Monday, February 7, 2011

Acupuncture Interns Participate in NIH Research Project

Over the past two years, students from the Acupuncture Program have participated in a National Center for Complementary and Alternative Medicine (NCCAM) study being conducted at Montefiore Family Health Center (MFHC). Researchers are conducting a feasibility study looking at whether acupuncture can help alleviate chronic pain when used within a family practice setting. Though the study is due to end during the summer of 2011, preliminary data is expected to be published in an alternative medicine journal early next year.

To qualify for the study, participants have to have chronic pain due to osteoarthritis, back pain or neck pain.  Two hundred and fourteen patients are enrolled, and four sites are involved. Swedish Institute students were the first acupuncture interns to start seeing patients at an MFHC location in the Bronx. Several months later other sites were added, and they are staffed by acupuncture students from Pacific College of Oriental Medicine.

Study Design
Giselle Campos, research coordinator at the MFHC site, says that the study is a mixed method design. “Data will come from patients, medical practitioners and the acupuncture interns who are providing treatments every week,” she said. “Patients were surveyed about the nature and intensity of their pain at the beginning of the study, and are being followed up throughout the study and afterwards.

“Supervising physicians will monitor the patients during their regular visits and note any medical changes, such as a reduction or increase in pain medication and services. Patients are advised not to change their medication use unless the physician advises them to do so.”
During their four-hour shift, interns typically see three or four patients. They assess each patient and document patient perception of pain based on a numerical scale and provide their own clinical impressions of any changes in the patient. Findings are written in SOAP (Subjective, Objective, Assessment and Plan) notes, which include energetic evaluations of the pulse and tongue.

For instance, in one patient with severe arm pain, the intern and supervising acupuncturist agreed that in addition to the issue of pain, an energetic issue needed to be addressed. Supervising acupuncturist Wendy Whitman, LAc, pointed out that, “For this patient we have to needle locally and distally for pain, but we also need to address ‘Shen disturbance’, which is a way of looking at the emotional issues. Because in this case the person will not get better without treating the emotions.” Points selected for the patient that day included Heart 7, to help with sleep, Bladder 15, the Heart Shu point important for calming and soothing, and Spleen 6 to nourish blood.

A Change in Perspective
Wendy participated in early research studies on acupuncture conducted in the 1980’s. She was part of a CPCRA (Community Programs for Clinical Research on AIDS) study at Harlem Hospital and an NIH study on drug addiction at Metro-Dade Country drug treatment facilities in Florida. She says she has witnessed an important evolution in the way acupuncture is being studied today.

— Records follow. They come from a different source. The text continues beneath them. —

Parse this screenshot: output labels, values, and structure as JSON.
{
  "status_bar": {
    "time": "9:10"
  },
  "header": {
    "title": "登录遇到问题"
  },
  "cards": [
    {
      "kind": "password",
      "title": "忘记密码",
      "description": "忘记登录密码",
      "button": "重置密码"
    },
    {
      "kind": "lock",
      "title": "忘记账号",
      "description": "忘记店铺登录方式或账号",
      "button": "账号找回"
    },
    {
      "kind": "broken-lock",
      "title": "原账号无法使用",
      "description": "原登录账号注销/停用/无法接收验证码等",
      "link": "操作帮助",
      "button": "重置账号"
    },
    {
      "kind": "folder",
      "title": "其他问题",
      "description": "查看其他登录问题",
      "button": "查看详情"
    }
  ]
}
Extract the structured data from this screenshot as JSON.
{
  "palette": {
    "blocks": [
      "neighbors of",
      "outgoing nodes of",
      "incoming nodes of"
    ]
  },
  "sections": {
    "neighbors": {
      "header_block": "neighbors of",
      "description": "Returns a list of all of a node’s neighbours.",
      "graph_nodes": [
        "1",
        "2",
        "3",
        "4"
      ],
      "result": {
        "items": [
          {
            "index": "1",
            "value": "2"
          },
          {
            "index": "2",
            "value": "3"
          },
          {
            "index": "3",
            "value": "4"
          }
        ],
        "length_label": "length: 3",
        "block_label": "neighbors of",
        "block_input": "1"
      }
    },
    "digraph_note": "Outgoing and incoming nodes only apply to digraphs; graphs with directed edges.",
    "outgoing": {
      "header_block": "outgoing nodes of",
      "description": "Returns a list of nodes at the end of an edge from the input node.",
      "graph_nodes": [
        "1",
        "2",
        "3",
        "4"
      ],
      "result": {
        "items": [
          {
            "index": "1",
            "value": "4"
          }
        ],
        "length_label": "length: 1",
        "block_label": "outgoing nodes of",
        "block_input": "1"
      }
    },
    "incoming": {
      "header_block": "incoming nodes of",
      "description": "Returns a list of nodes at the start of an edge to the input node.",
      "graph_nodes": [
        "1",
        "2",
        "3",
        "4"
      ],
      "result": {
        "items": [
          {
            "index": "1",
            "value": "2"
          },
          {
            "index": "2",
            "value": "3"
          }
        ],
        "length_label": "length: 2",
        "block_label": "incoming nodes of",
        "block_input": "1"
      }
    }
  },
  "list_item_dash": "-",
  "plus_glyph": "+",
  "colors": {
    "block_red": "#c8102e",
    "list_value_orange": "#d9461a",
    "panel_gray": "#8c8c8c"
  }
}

“In earlier studies, we didn’t have the freedom to create a model that was in the normal paradigm of Chinese medicine,” Wendy said. “Initial research in acupuncture had to follow the model used for studying drugs; we had to have a placebo control group and a treatment group. However, it’s very difficult to create a placebo for acupuncture, though it was tried.” Research used “sham” acupuncture (needles that did not penetrate the skin), or used acupuncture on non-points. Also, all patients in the treatment group had to receive the same treatments, rather than individualizing them, as is usual in acupuncture. Results were confounding.

This study is different. “The patients’ conditions are being compared to before and after treatments, so patients are their own control group,” Wendy explained. “And there is no placebo. It’s an indicator that sources that fund acupuncture research are starting to recognize acupuncture as its own system, which needs its own methodology for testing. They are letting acupuncture function in its own realm. It’s a beautiful project that wouldn’t have been funded 20 years ago.”

The principal investigators are Melissa D. McKee, M.D., a family physician at Montefiore, and Ben Kliger, M.D., a family physician at Beth Israel Hospital. The study is being conducted in collaboration with Albert Einstein College of Medicine of Yeshiva University. Francesca Biryukov, LAc, Dean of the Acupuncture Program at Swedish Institute, persevered in setting up the original internships with Montefiore Medical Center. Her initiative led to acupuncture interns working at a MMC pain clinic and later at a clinic for imuno-compromised patients. The success of students working in these prior clinics paved the way for participation in the current research project.

(1) Participating in the acupuncture study at Montefiore Family Health Center (MFHC) are, from the back row left, intern Katrina Bonoan, supervisor Wendy Whitman, LAc,  MFHC research coordinator Giselle Campos, and in the front from the left are interns Desiree Sale and Jeri Gargano.
(2) Katrina Bonoan checks the action of some acupuncture points while creating a treatment plan.
(3) Acupuncture intern Desiree Sale confers with supervisor Wendy Whitman, LAc.
(4) Jeri Gargano reviews her patient’s chart before providing an acupuncture treatment.